* PROBLEM TO SOLVE: Where in the data below does the word "title" appear? Copy every line that has it.

══════════

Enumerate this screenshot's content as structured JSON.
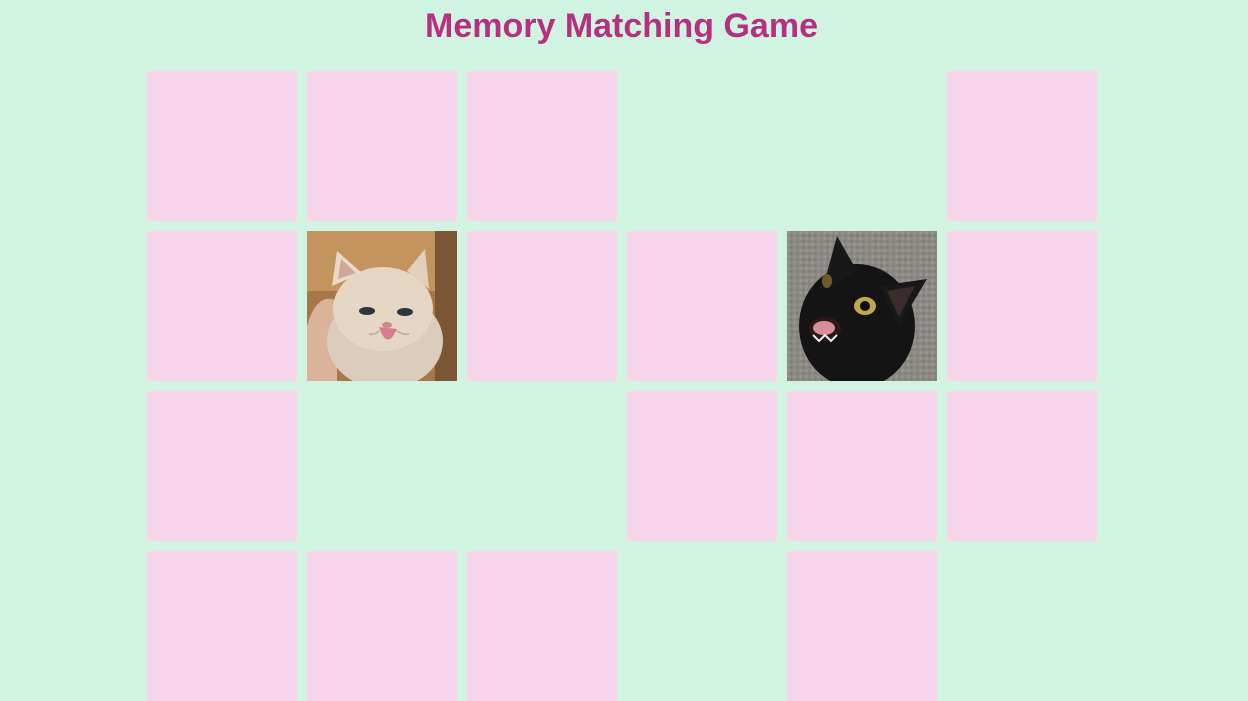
{
  "title": "Memory Matching Game",
  "colors": {
    "background": "#d1f4e2",
    "title": "#b5307f",
    "card_back": "#f8d5ea"
  },
  "grid": {
    "columns": 6,
    "rows": 4
  },
  "cards": [
    {
      "state": "hidden"
    },
    {
      "state": "hidden"
    },
    {
      "state": "hidden"
    },
    {
      "state": "matched"
    },
    {
      "state": "matched"
    },
    {
      "state": "hidden"
    },
    {
      "state": "hidden"
    },
    {
      "state": "revealed",
      "image": "cream-persian-kitten"
    },
    {
      "state": "hidden"
    },
    {
      "state": "hidden"
    },
    {
      "state": "revealed",
      "image": "black-cat"
    },
    {
      "state": "hidden"
    },
    {
      "state": "hidden"
    },
    {
      "state": "matched"
    },
    {
      "state": "matched"
    },
    {
      "state": "hidden"
    },
    {
      "state": "hidden"
    },
    {
      "state": "hidden"
    },
    {
      "state": "hidden"
    },
    {
      "state": "hidden"
    },
    {
      "state": "hidden"
    },
    {
      "state": "matched"
    },
    {
      "state": "hidden"
    },
    {
      "state": "matched"
    }
  ]
}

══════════

* RESPONSE TO THIS EXERCISE:
  "title": "Memory Matching Game",
    "title": "#b5307f",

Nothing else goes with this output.